◆ PROBLEM TO WORK ON:
Every line of the data is to be retyped exactly.
--- START ---
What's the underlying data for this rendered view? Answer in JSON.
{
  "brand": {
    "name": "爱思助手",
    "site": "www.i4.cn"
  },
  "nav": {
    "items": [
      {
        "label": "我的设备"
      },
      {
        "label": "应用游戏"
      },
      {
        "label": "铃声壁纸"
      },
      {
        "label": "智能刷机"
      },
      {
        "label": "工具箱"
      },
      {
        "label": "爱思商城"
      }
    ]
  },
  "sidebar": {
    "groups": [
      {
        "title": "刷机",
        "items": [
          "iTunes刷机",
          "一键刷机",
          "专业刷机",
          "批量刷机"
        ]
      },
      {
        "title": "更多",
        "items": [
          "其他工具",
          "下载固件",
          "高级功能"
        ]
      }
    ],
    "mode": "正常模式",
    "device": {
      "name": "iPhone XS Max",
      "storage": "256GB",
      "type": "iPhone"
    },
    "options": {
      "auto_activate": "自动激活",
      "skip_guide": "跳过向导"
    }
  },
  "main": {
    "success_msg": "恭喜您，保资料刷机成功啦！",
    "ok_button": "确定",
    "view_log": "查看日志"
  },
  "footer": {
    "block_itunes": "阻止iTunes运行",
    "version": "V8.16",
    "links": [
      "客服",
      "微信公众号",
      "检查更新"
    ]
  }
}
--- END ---
◆ PROBLEM SOLUTION:
What's the underlying data for this rendered view? Answer in JSON.
{
  "brand": {
    "name": "爱思助手",
    "site": "www.i4.cn"
  },
  "nav": {
    "items": [
      {
        "label": "我的设备"
      },
      {
        "label": "应用游戏"
      },
      {
        "label": "铃声壁纸"
      },
      {
        "label": "智能刷机"
      },
      {
        "label": "工具箱"
      },
      {
        "label": "爱思商城"
      }
    ]
  },
  "sidebar": {
    "groups": [
      {
        "title": "刷机",
        "items": [
          "iTunes刷机",
          "一键刷机",
          "专业刷机",
          "批量刷机"
        ]
      },
      {
        "title": "更多",
        "items": [
          "其他工具",
          "下载固件",
          "高级功能"
        ]
      }
    ],
    "mode": "正常模式",
    "device": {
      "name": "iPhone XS Max",
      "storage": "256GB",
      "type": "iPhone"
    },
    "options": {
      "auto_activate": "自动激活",
      "skip_guide": "跳过向导"
    }
  },
  "main": {
    "success_msg": "恭喜您，保资料刷机成功啦！",
    "ok_button": "确定",
    "view_log": "查看日志"
  },
  "footer": {
    "block_itunes": "阻止iTunes运行",
    "version": "V8.16",
    "links": [
      "客服",
      "微信公众号",
      "检查更新"
    ]
  }
}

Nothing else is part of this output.